One of the core principles of Kinesiology is to work with the 3 stages of stress. 

What is general adaptation syndrome (GAS)? It is the three-stage process that describes the physiological changes the body goes through when under stress. Hans Selye, a medical doctor and researcher, came up with the theory of GAS.

1. Alarm reaction stage
The alarm reaction stage refers to the initial symptoms the body experiences when under stress, known as the “fight-or-flight” response. This natural reaction prepares you to either flee or protect yourself in dangerous situations. Your heart rate increases, your adrenal gland releases cortisol (a stress hormone), and you receive a boost of adrenaline, which increases energy.

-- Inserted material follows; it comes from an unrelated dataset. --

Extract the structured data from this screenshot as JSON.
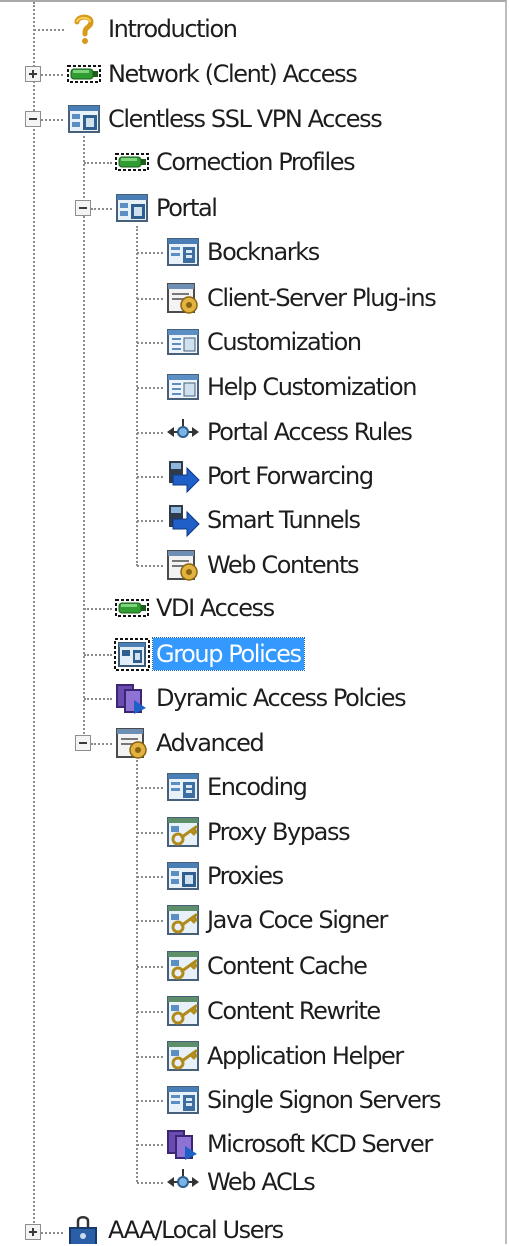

2. Resistance stage
After the initial shock of a stressful event and having a fight-or-flight response, the body begins to repair itself. It releases a lower amount of cortisol, and your heart rate and blood pressure begin to normalize. Although your body enters this recovery phase, it remains on high alert for a while. If you overcome stress and the situation is no longer an issue, your body continues to repair itself until your hormone levels, heart rate, and blood pressure reach a pre-stress state.

If you don’t resolve the stress and your body remains on high alert, it eventually adapts and learns how to live with a higher stress level.

Signs of the resistance stage include:

  • irritability

  • frustration

  • poor concentration


3. Exhaustion stage
This stage is the result of prolonged or chronic stress. Struggling with stress for long periods can drain your physical, emotional, and mental resources to the point where your body no longer has strength to fight stress. You may give up or feel your situation is hopeless.

Signs of exhaustion include:

  • fatigue

  • burnout

  • depression

  • anxiety

  • decreased stress tolerance

The physical effects of this stage also weaken your immune system and put you at risk for stress-related illnesses.

GAS can occur with any type of stress. Stressful events can include:

  • a job loss

  • medical problems

  • financial troubles

  • family breakdown

  • trauma

But while stress is unpleasant, the upside is that GAS improves how your body responds to stressors, particularly in the alarm stage.

The fight-or-flight response that occurs in the alarm stage is for your protection. A higher hormone level during this stage benefits you. It gives you more energy and improves your concentration so you can focus and tackle the situation. When stress is short-term or short-lived, the alarm stage isn’t harmful.


This isn’t the case with prolonged stress. The longer you deal with stress, the more harmful it is to your health. You also don’t want to remain in the resistance stage for too long and risk entering the exhaustion stage. Once you’re in the exhaustion stage, prolonged stress raises the risk for chronic high blood pressure, stroke, heart disease, and depression. You also have a higher risk for infections and cancer due to a weaker immune system.


For more information, visit https://www.healthline.com/health/general-adaptation-syndrome